TASK MATERIAL:
● ● ●

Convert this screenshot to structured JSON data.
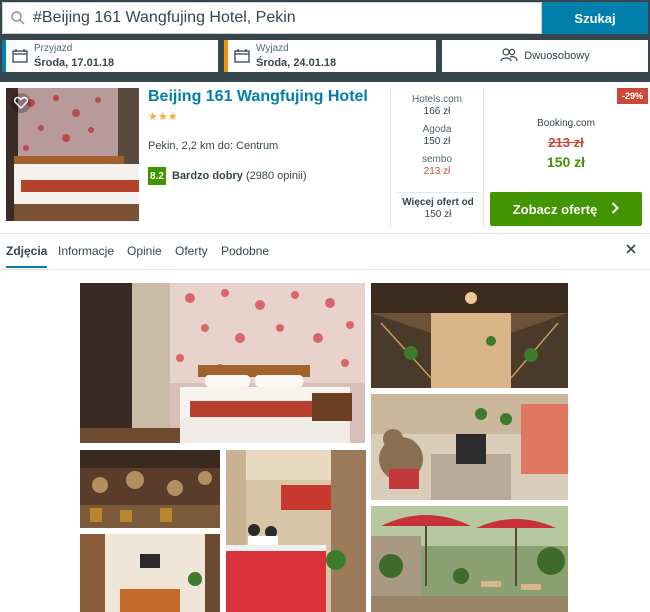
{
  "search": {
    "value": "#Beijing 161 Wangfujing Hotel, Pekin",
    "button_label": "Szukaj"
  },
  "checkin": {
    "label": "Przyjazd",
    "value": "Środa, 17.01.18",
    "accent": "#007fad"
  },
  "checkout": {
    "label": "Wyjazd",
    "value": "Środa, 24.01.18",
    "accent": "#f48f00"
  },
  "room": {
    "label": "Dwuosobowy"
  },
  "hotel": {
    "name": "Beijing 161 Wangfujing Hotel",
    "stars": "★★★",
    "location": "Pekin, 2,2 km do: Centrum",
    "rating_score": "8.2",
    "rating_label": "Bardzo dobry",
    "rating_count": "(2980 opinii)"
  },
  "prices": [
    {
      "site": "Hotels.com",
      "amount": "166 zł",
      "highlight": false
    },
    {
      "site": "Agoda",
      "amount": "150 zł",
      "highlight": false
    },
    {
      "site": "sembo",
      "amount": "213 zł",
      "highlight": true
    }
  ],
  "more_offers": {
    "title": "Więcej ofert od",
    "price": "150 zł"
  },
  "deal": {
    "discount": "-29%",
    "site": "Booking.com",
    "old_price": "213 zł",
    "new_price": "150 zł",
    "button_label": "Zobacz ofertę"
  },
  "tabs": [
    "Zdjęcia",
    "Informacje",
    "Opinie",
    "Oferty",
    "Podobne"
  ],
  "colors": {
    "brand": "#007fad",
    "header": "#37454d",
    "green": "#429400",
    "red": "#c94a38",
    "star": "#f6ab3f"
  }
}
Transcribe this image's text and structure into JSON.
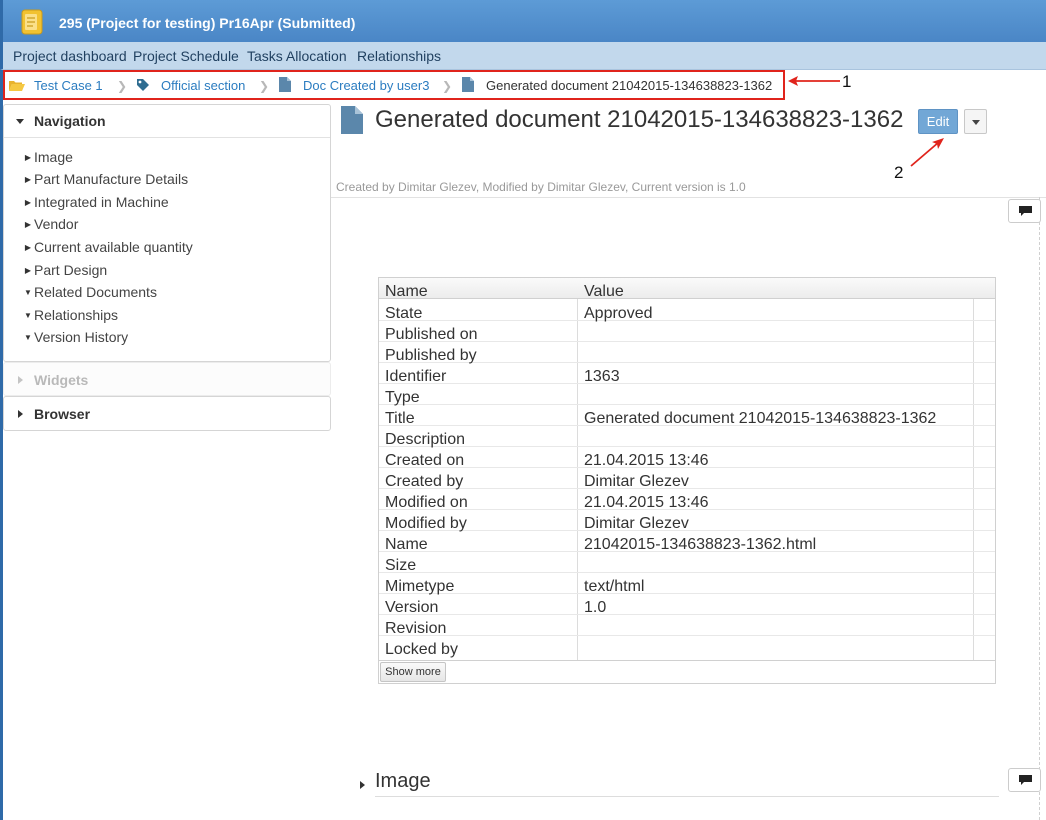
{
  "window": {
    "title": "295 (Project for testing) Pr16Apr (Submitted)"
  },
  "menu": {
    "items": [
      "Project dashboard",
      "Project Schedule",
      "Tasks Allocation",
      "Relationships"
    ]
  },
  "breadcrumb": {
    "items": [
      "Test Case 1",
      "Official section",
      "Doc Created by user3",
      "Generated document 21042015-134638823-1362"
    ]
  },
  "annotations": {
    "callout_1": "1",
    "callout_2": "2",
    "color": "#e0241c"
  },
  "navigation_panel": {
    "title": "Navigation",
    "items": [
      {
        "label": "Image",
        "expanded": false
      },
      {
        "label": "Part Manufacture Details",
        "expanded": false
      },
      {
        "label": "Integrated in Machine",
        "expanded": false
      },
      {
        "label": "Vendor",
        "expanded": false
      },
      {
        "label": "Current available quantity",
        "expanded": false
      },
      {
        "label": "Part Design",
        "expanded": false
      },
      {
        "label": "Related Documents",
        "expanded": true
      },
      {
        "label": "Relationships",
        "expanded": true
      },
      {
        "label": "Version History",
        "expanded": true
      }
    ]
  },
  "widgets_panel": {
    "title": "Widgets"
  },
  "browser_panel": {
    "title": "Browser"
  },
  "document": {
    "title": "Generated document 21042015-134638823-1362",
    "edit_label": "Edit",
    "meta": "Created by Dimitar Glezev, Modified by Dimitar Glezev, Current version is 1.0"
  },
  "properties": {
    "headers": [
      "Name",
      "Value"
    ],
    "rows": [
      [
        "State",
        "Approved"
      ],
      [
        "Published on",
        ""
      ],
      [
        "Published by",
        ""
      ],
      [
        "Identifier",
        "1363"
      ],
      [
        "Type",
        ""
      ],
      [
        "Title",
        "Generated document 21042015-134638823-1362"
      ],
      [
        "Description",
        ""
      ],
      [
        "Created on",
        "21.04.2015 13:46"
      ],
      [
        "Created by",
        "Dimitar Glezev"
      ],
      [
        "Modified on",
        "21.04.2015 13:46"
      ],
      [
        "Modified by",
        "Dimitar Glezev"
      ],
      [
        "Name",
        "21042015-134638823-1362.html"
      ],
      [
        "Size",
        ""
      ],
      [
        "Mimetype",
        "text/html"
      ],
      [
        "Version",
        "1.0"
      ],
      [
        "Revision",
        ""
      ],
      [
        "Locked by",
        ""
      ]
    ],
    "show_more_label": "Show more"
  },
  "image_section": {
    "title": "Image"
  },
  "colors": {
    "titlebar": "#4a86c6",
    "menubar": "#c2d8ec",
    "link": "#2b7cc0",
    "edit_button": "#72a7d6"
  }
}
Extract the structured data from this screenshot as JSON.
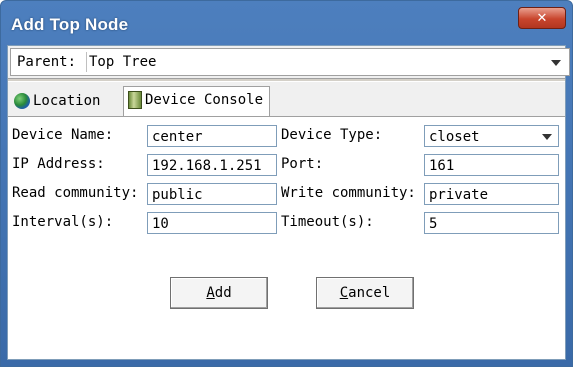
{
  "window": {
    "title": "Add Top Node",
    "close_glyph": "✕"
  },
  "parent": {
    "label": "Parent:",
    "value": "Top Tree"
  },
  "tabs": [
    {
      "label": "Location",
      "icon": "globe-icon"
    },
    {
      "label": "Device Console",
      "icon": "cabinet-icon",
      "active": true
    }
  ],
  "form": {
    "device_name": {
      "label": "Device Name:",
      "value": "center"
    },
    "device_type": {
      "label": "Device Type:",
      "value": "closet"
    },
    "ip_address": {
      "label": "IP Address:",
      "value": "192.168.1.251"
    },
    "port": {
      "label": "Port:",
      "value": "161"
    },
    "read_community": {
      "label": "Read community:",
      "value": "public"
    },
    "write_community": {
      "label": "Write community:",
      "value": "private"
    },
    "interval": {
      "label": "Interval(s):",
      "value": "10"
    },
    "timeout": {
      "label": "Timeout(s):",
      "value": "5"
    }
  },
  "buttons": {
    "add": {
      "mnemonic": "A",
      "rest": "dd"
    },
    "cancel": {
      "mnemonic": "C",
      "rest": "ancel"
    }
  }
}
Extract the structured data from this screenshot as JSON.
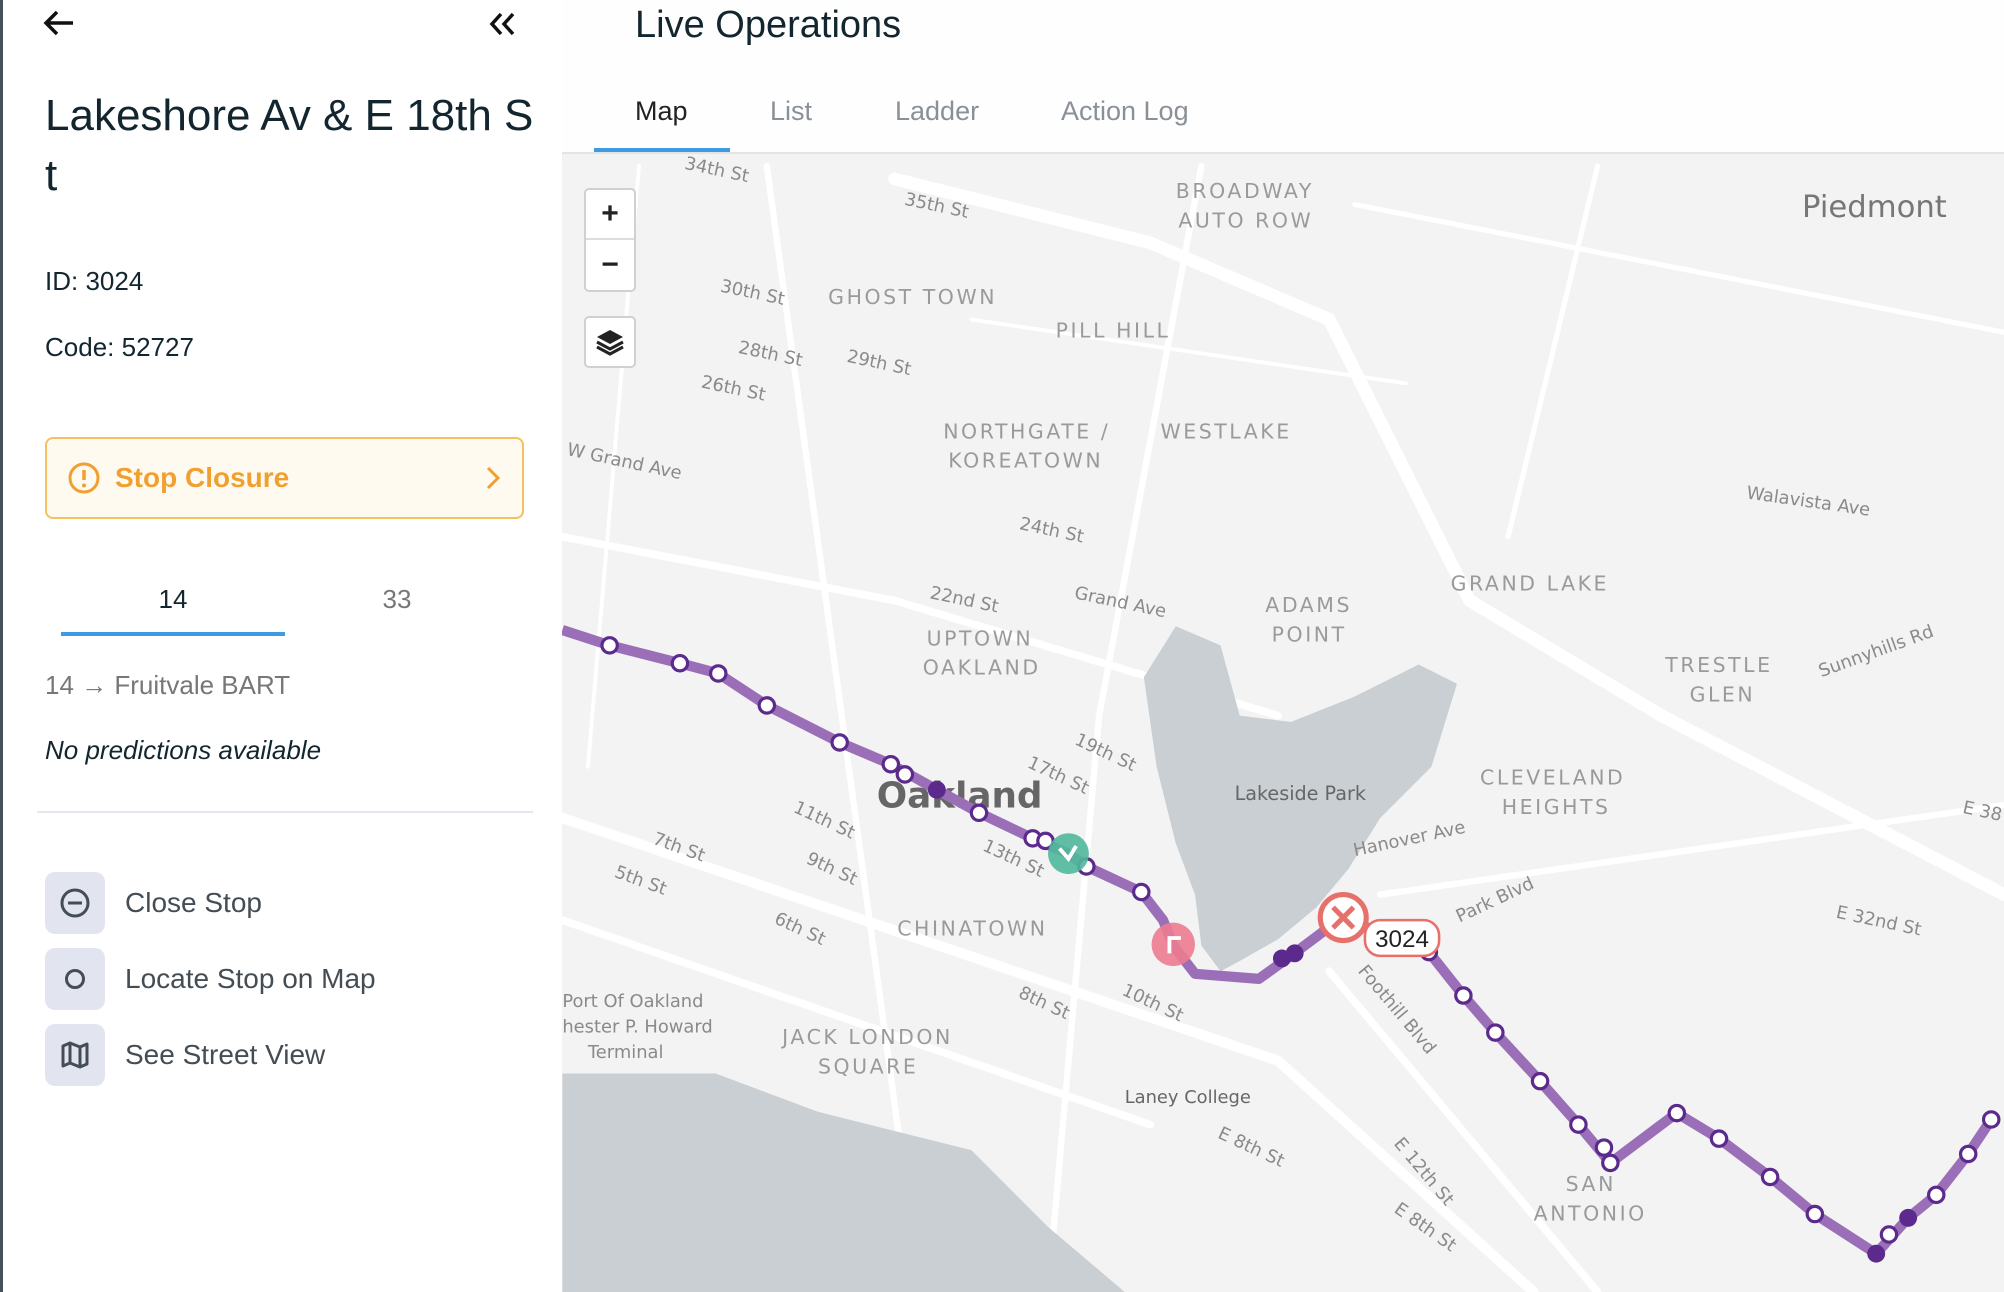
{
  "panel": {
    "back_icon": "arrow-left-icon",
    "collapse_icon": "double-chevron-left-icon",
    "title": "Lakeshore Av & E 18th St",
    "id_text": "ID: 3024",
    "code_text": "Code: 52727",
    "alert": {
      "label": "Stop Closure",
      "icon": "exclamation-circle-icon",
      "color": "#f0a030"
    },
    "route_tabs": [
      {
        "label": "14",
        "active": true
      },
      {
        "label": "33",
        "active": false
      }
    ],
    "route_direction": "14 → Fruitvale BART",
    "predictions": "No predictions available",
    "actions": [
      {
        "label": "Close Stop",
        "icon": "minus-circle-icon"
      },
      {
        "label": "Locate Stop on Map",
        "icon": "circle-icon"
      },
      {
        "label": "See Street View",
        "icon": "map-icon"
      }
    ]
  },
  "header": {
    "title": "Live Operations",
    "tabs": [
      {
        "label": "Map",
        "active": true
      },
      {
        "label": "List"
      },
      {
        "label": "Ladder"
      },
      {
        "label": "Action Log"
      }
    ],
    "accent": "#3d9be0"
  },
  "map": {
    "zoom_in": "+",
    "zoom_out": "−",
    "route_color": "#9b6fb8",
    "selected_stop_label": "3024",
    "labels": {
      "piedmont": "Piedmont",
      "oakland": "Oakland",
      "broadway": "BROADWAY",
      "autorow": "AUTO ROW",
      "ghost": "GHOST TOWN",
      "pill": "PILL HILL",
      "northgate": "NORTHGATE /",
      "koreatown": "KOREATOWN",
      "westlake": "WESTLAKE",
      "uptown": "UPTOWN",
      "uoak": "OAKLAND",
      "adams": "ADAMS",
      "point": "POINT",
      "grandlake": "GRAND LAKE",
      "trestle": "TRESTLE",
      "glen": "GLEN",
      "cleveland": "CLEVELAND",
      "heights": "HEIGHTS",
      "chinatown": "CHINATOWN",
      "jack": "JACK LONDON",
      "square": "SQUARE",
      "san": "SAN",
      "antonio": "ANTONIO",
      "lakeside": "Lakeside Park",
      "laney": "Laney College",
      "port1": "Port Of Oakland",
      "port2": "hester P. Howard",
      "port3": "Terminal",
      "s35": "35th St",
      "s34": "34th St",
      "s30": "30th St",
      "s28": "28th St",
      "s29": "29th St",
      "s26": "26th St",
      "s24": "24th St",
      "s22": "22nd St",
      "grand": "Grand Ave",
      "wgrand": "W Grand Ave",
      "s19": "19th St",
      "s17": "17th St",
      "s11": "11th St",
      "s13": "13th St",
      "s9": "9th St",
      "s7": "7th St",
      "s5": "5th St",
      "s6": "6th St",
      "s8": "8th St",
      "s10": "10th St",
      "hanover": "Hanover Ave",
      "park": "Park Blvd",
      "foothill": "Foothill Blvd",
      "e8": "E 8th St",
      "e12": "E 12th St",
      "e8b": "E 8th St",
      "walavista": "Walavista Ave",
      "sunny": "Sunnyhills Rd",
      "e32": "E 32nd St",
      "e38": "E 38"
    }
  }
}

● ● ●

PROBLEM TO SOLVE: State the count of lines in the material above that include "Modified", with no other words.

SOLUTION TO THIS TASK: 3